Lent is a funny time of year. We turn one eye inward, to the spiritual desert, while with the other we watch the physical desert of winter explode into the resurrection that is spring. Of course we celebrate Easter in the spring. At what other time does the physical world so perfectly parallel the spiritual journey we are undertaking?
At this time of year, environmental stewardship is always foremost in my mind, too–as a civic duty, yes, but more importantly, as a Godly one. As the catechism reminds us in #2415, our authority over creation doesn’t give us the right to run roughshod over it. We have a responsibility to honor the integrity of God’s creation and think about the needs of future generations.
With that in mind, I’d like to share a list of everyday ways we, as Catholic Christians, can be more intentional about how we interact with creation. To be more intentional about our consumption and purchasing habits, rather than adopting, without even recognizing it, a culture of “convenience” that almost always involves tremendous waste.
25 ways to be a better steward of creation
In the Kitchen
- Take your own bags to the grocery store. Cloth is even better than paper or plastic.
2. Buy fresh, not prepackaged.
3. Buy local–less transport = less environmental impact.
4. Grow your own vegetables.
6. Recycle.Yes, even so far as bringing home the plastic ware from the fast food restaurants which don’t offer recycling. This is a biggie! Wash them.
7. Wash and reuse Ziploc bags.
8. Wait to run the dishwasher till it’s full.
9. Look for ways to use less plastic overall. Stop buying water bottles–pack your own!
Vehicles and driving
10. Turn off the car. (Another biggie.) Do you get in the car, turn it on, and then check your phone? Why run your vehicle while you check your phone, wait for kids at their lessons/practices, or for your spouse at the grocery store? Every bit of that is unnecessary pollution. Turn it off.
11. Slow down! The faster you drive, the more gas you burn, and it really doesn’t make a significant difference in time, anyway.
12. Combine trips & walk from errand to errand when possible. Not when convenient–when possible.
Around the house
14. Buy bulk refills on cleaners instead of a new squeeze bottle every time.
15. Buy used, and don’t buy things you don’t need. (Another big one!)
16. Turn the lights off.
17. Turn the computer off, or at least put it to sleep. Why have it running while you’re sleeping? And in the summer it’s adding to the heat that the air conditioner has to fight.
18. Use Recycled Paper.
19. Print on the back sides of used paper for rough drafts.
20. Turn the thermostat up a degree in the summer and down a degree in the winter.

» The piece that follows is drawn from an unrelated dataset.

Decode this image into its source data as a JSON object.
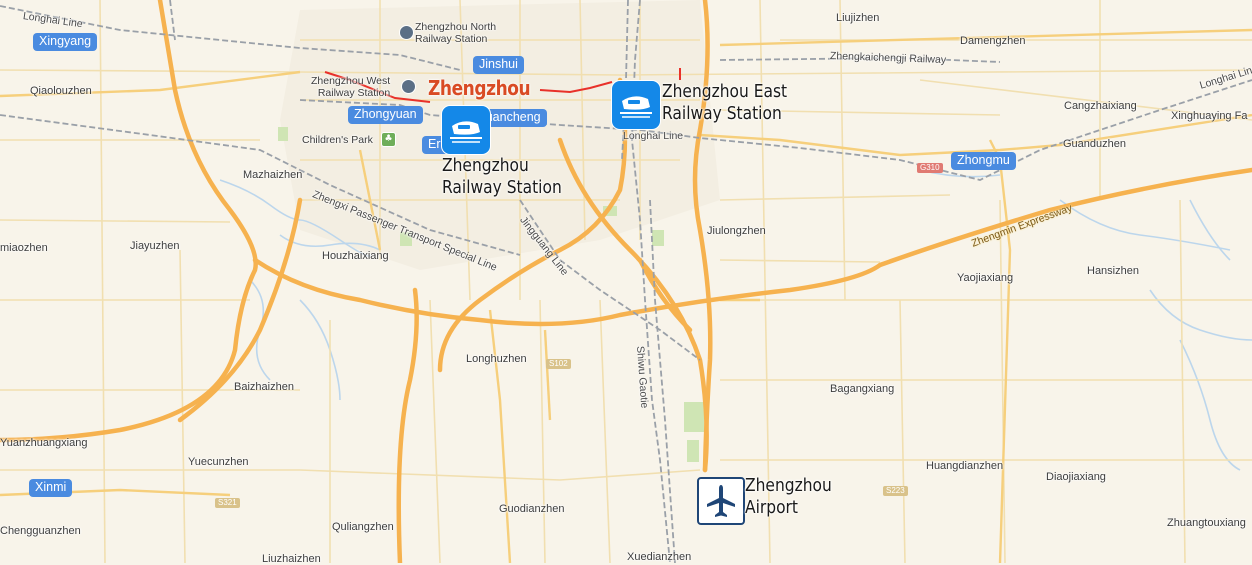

21. Plant a tree.
22. Replace parts of your lawn with native plants–wildflowers, low-maintenance ground cover, and so on–so the mowing takes less time and gasoline.
For the Family
23. Use cloth diapers. There are diaper services that can do the cleaning for you.
24. Toilet train early. In my experience, the success or failure toilet training has much more to do with parental commitment than a child’s “readiness.” (Since I’ve toilet trained four kids, and the only one who was over 2 was the one with a disability, I stand by that statement.)
25. Practice Natural Family Planning. No plastic, no chemicals going into the water supply, no waste. And despite what you may have heard…it works.
(This list is adapted from one originally published on my personal blog.)